_EXERCISE DIRECTIONS_. Can the data below be echoed back word for word?

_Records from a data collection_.
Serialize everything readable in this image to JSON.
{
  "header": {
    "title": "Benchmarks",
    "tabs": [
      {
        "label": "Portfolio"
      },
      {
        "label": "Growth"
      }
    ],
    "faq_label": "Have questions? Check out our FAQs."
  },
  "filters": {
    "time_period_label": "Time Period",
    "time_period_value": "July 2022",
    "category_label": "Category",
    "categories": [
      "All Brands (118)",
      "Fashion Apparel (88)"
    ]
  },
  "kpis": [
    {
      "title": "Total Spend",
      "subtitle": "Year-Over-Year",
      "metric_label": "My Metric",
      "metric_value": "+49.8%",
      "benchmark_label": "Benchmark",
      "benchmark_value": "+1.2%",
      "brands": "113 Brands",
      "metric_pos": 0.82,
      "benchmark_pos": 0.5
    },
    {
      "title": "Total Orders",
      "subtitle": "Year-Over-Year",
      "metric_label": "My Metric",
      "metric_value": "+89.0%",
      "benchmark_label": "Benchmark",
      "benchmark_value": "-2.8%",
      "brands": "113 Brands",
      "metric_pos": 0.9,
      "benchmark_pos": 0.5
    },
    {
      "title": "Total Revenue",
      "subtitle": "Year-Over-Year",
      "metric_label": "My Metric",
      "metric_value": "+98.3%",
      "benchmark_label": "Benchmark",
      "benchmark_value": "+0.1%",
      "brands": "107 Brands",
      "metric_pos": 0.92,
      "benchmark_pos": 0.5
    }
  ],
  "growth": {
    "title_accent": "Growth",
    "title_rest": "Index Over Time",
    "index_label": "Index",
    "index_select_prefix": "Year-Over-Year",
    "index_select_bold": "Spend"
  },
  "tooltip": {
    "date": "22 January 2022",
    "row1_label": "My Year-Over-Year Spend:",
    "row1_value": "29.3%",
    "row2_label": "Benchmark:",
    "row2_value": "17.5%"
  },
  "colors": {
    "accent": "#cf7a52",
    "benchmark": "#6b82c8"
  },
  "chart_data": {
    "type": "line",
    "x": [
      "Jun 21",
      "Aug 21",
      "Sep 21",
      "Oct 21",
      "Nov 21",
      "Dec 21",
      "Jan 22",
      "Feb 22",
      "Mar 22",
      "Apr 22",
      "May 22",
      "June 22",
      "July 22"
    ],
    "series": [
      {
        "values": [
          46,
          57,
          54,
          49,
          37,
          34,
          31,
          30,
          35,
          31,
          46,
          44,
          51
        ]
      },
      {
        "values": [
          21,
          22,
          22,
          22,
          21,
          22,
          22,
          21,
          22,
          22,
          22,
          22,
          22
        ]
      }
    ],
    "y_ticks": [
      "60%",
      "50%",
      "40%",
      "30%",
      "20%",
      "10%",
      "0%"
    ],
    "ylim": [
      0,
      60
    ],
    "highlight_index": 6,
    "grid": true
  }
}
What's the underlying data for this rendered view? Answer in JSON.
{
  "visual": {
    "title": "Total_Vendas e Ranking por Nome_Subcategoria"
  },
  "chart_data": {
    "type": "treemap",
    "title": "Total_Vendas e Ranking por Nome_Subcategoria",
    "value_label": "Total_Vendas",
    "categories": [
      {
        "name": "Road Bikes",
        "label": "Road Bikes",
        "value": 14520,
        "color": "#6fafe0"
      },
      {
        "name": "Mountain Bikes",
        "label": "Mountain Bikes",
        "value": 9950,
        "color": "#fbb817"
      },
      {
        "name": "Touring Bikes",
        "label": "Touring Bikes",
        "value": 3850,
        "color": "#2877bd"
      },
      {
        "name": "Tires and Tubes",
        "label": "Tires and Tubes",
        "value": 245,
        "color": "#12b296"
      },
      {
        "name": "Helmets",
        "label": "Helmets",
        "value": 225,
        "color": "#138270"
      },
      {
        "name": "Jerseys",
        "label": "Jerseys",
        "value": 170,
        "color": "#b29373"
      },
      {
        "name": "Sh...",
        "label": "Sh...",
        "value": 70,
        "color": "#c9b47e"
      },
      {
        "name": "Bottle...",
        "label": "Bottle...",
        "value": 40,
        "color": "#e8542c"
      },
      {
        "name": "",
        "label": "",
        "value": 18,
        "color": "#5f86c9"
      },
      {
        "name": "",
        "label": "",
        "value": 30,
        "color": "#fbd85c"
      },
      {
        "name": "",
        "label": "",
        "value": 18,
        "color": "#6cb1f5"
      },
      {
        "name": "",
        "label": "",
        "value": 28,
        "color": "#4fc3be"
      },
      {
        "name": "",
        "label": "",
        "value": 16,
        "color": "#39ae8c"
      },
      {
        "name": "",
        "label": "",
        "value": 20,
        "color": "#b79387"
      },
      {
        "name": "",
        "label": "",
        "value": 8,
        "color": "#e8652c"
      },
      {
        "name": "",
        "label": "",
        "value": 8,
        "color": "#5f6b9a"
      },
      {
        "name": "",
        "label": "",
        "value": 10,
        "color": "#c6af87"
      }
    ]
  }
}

_WRITTEN RESPONSE_.
Serialize everything readable in this image to JSON.
{
  "header": {
    "title": "Benchmarks",
    "tabs": [
      {
        "label": "Portfolio"
      },
      {
        "label": "Growth"
      }
    ],
    "faq_label": "Have questions? Check out our FAQs."
  },
  "filters": {
    "time_period_label": "Time Period",
    "time_period_value": "July 2022",
    "category_label": "Category",
    "categories": [
      "All Brands (118)",
      "Fashion Apparel (88)"
    ]
  },
  "kpis": [
    {
      "title": "Total Spend",
      "subtitle": "Year-Over-Year",
      "metric_label": "My Metric",
      "metric_value": "+49.8%",
      "benchmark_label": "Benchmark",
      "benchmark_value": "+1.2%",
      "brands": "113 Brands",
      "metric_pos": 0.82,
      "benchmark_pos": 0.5
    },
    {
      "title": "Total Orders",
      "subtitle": "Year-Over-Year",
      "metric_label": "My Metric",
      "metric_value": "+89.0%",
      "benchmark_label": "Benchmark",
      "benchmark_value": "-2.8%",
      "brands": "113 Brands",
      "metric_pos": 0.9,
      "benchmark_pos": 0.5
    },
    {
      "title": "Total Revenue",
      "subtitle": "Year-Over-Year",
      "metric_label": "My Metric",
      "metric_value": "+98.3%",
      "benchmark_label": "Benchmark",
      "benchmark_value": "+0.1%",
      "brands": "107 Brands",
      "metric_pos": 0.92,
      "benchmark_pos": 0.5
    }
  ],
  "growth": {
    "title_accent": "Growth",
    "title_rest": "Index Over Time",
    "index_label": "Index",
    "index_select_prefix": "Year-Over-Year",
    "index_select_bold": "Spend"
  },
  "tooltip": {
    "date": "22 January 2022",
    "row1_label": "My Year-Over-Year Spend:",
    "row1_value": "29.3%",
    "row2_label": "Benchmark:",
    "row2_value": "17.5%"
  },
  "colors": {
    "accent": "#cf7a52",
    "benchmark": "#6b82c8"
  },
  "chart_data": {
    "type": "line",
    "x": [
      "Jun 21",
      "Aug 21",
      "Sep 21",
      "Oct 21",
      "Nov 21",
      "Dec 21",
      "Jan 22",
      "Feb 22",
      "Mar 22",
      "Apr 22",
      "May 22",
      "June 22",
      "July 22"
    ],
    "series": [
      {
        "values": [
          46,
          57,
          54,
          49,
          37,
          34,
          31,
          30,
          35,
          31,
          46,
          44,
          51
        ]
      },
      {
        "values": [
          21,
          22,
          22,
          22,
          21,
          22,
          22,
          21,
          22,
          22,
          22,
          22,
          22
        ]
      }
    ],
    "y_ticks": [
      "60%",
      "50%",
      "40%",
      "30%",
      "20%",
      "10%",
      "0%"
    ],
    "ylim": [
      0,
      60
    ],
    "highlight_index": 6,
    "grid": true
  }
}
What's the underlying data for this rendered view? Answer in JSON.
{
  "visual": {
    "title": "Total_Vendas e Ranking por Nome_Subcategoria"
  },
  "chart_data": {
    "type": "treemap",
    "title": "Total_Vendas e Ranking por Nome_Subcategoria",
    "value_label": "Total_Vendas",
    "categories": [
      {
        "name": "Road Bikes",
        "label": "Road Bikes",
        "value": 14520,
        "color": "#6fafe0"
      },
      {
        "name": "Mountain Bikes",
        "label": "Mountain Bikes",
        "value": 9950,
        "color": "#fbb817"
      },
      {
        "name": "Touring Bikes",
        "label": "Touring Bikes",
        "value": 3850,
        "color": "#2877bd"
      },
      {
        "name": "Tires and Tubes",
        "label": "Tires and Tubes",
        "value": 245,
        "color": "#12b296"
      },
      {
        "name": "Helmets",
        "label": "Helmets",
        "value": 225,
        "color": "#138270"
      },
      {
        "name": "Jerseys",
        "label": "Jerseys",
        "value": 170,
        "color": "#b29373"
      },
      {
        "name": "Sh...",
        "label": "Sh...",
        "value": 70,
        "color": "#c9b47e"
      },
      {
        "name": "Bottle...",
        "label": "Bottle...",
        "value": 40,
        "color": "#e8542c"
      },
      {
        "name": "",
        "label": "",
        "value": 18,
        "color": "#5f86c9"
      },
      {
        "name": "",
        "label": "",
        "value": 30,
        "color": "#fbd85c"
      },
      {
        "name": "",
        "label": "",
        "value": 18,
        "color": "#6cb1f5"
      },
      {
        "name": "",
        "label": "",
        "value": 28,
        "color": "#4fc3be"
      },
      {
        "name": "",
        "label": "",
        "value": 16,
        "color": "#39ae8c"
      },
      {
        "name": "",
        "label": "",
        "value": 20,
        "color": "#b79387"
      },
      {
        "name": "",
        "label": "",
        "value": 8,
        "color": "#e8652c"
      },
      {
        "name": "",
        "label": "",
        "value": 8,
        "color": "#5f6b9a"
      },
      {
        "name": "",
        "label": "",
        "value": 10,
        "color": "#c6af87"
      }
    ]
  }
}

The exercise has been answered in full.